Neeraj Pandey, director of A Wednesday, Special 26 and Baby had a daunting task attempting to make a biopic of someone so young and so loved. So he did what was commercially viable, he played safe.
The story writes itself. With such a subject matter it is easy to falter and easier to stay on course. While the film is good, it isn’t exceptional and the same can be said for the direction. It stretches in parts, especially in the second half, but not to the point that you lose interest.
You wonder how come everyone Dhoni encountered was nice, and why the story telling didn’t dwell in any controversy or grey areas. The story has its share of trials, but none that break the viewer to the point where confidence is painstakingly built back.

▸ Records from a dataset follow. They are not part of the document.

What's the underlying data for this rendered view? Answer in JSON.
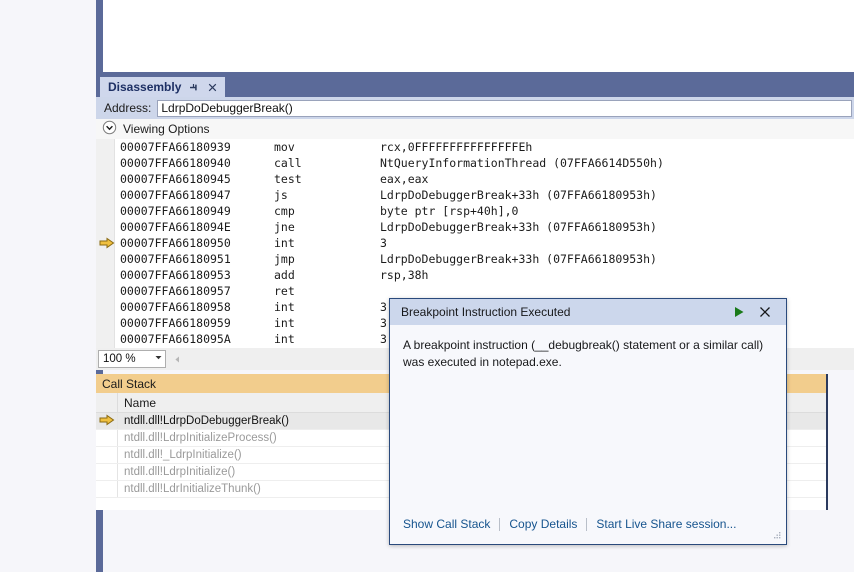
{
  "disassembly": {
    "tab_label": "Disassembly",
    "pin_icon": "pin-icon",
    "close_icon": "close-icon",
    "address_label": "Address:",
    "address_value": "LdrpDoDebuggerBreak()",
    "address_placeholder": "Address",
    "viewing_options_label": "Viewing Options",
    "viewing_options_icon": "chevron-down-circle-icon",
    "zoom_level": "100 %",
    "zoom_dropdown_icon": "chevron-down-icon",
    "scroll_left_icon": "triangle-left-icon",
    "current_ip_icon": "yellow-arrow-icon",
    "lines": [
      {
        "address": "00007FFA66180939",
        "mnemonic": "mov",
        "operands": "rcx,0FFFFFFFFFFFFFFFEh",
        "current": false
      },
      {
        "address": "00007FFA66180940",
        "mnemonic": "call",
        "operands": "NtQueryInformationThread (07FFA6614D550h)",
        "current": false
      },
      {
        "address": "00007FFA66180945",
        "mnemonic": "test",
        "operands": "eax,eax",
        "current": false
      },
      {
        "address": "00007FFA66180947",
        "mnemonic": "js",
        "operands": "LdrpDoDebuggerBreak+33h (07FFA66180953h)",
        "current": false
      },
      {
        "address": "00007FFA66180949",
        "mnemonic": "cmp",
        "operands": "byte ptr [rsp+40h],0",
        "current": false
      },
      {
        "address": "00007FFA6618094E",
        "mnemonic": "jne",
        "operands": "LdrpDoDebuggerBreak+33h (07FFA66180953h)",
        "current": false
      },
      {
        "address": "00007FFA66180950",
        "mnemonic": "int",
        "operands": "3",
        "current": true
      },
      {
        "address": "00007FFA66180951",
        "mnemonic": "jmp",
        "operands": "LdrpDoDebuggerBreak+33h (07FFA66180953h)",
        "current": false
      },
      {
        "address": "00007FFA66180953",
        "mnemonic": "add",
        "operands": "rsp,38h",
        "current": false
      },
      {
        "address": "00007FFA66180957",
        "mnemonic": "ret",
        "operands": "",
        "current": false
      },
      {
        "address": "00007FFA66180958",
        "mnemonic": "int",
        "operands": "3",
        "current": false
      },
      {
        "address": "00007FFA66180959",
        "mnemonic": "int",
        "operands": "3",
        "current": false
      },
      {
        "address": "00007FFA6618095A",
        "mnemonic": "int",
        "operands": "3",
        "current": false
      }
    ]
  },
  "call_stack": {
    "title": "Call Stack",
    "column_name": "Name",
    "current_frame_icon": "yellow-arrow-icon",
    "frames": [
      {
        "name": "ntdll.dll!LdrpDoDebuggerBreak()",
        "current": true
      },
      {
        "name": "ntdll.dll!LdrpInitializeProcess()",
        "current": false
      },
      {
        "name": "ntdll.dll!_LdrpInitialize()",
        "current": false
      },
      {
        "name": "ntdll.dll!LdrpInitialize()",
        "current": false
      },
      {
        "name": "ntdll.dll!LdrInitializeThunk()",
        "current": false
      }
    ]
  },
  "breakpoint_dialog": {
    "title": "Breakpoint Instruction Executed",
    "continue_icon": "play-continue-icon",
    "close_icon": "close-icon",
    "message": "A breakpoint instruction (__debugbreak() statement or a similar call) was executed in notepad.exe.",
    "links": [
      "Show Call Stack",
      "Copy Details",
      "Start Live Share session..."
    ],
    "resize_grip_icon": "resize-grip-icon"
  },
  "colors": {
    "shell_band": "#5b6a99",
    "tab_active": "#cfd7ec",
    "callstack_header": "#f2cd8d",
    "dialog_border": "#2a4a7c",
    "dialog_title_bg": "#ccd7ec",
    "link": "#16548e",
    "continue_green": "#1a7a1a",
    "ip_arrow": "#f0c040"
  }
}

Performances are good across all actors. Sushant is stoic, reserved, humble and polite, all the glimpses of Dhoni we have to come to know. His family, his personal life, his friends and coaches etc, all feature great acting, but could have had better writing.
The film is mounted on a large budget, owing to the seamless morphing of Sushant’s face onto Dhoni. It’s done extremely well at the box office, and the real reason, is the true hero of the film, who makes an entry in the closing shot. Dhoni, who is grounded and looked up to by all of us, carries this film, like many matches he has won, effortlessly.
3/5 (1 for every hour 😉)